We are all survivors. I read somewhere recently that 70,000 years ago there was a huge volcanic eruption which darkened the sky around the globe for several years wiping out entire species, and reducing the human population of the planet to a mere 1000 persons. Those thousand had some insight about surviving which enabled us to be born in this era. Maybe they made piles of jerky from the many dead critters — more of it than any casual person would have thought practical. But then, the sky stayed dark for several years, and creatures and the casual people perished. (Or maybe divine providence gave those elect mana from heaven. Who knows? Not me.)
But survive they did. And the local folks here in Merida have reverence for those who bore them. They seem to know that destiny has shined on them, allowing consciousness to continue here on Earth in their person. They celebrate their predecessors tenderly, contriving altars and provisioning them with foodstuffs and mementos, while burning incense to invite the spirits to the feast. It all seems very proper to me, who might just be a bit too casual about the gifts my ancestors have passed my way. A friend once observed that “gratitude is understanding.”
Altars can be seen around the city and in homes today, The Day of the Dead. And there will be a parade in their memory tonight. I’ve gathered that western aspects of Hallowe’en have begun to infiltrate with ghoulish deadness what has long been a living celebration. But the foundational sentiment is real and palpable and on display in plazas throughout the city today, inviting us to remember what has been done for us by our parents and grandparents.

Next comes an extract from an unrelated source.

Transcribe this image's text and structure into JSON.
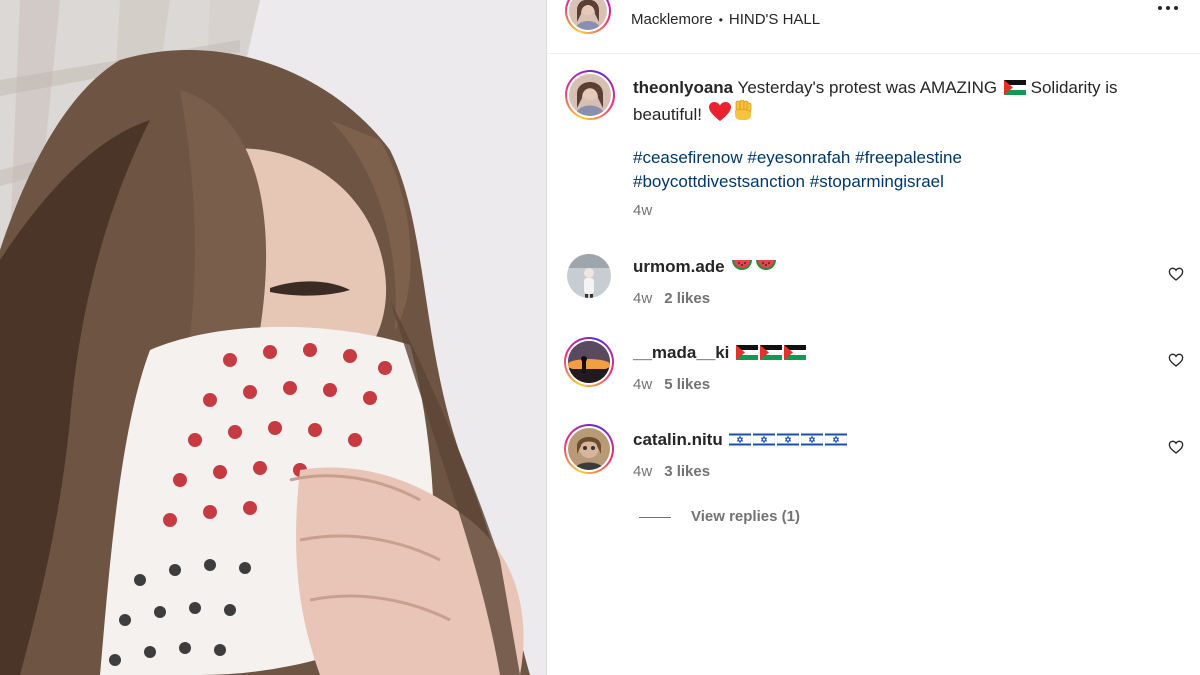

Here’s a rather ghoulish biography of Jack Kevorkian (“Dr Death”) which may be timely, and very interesting: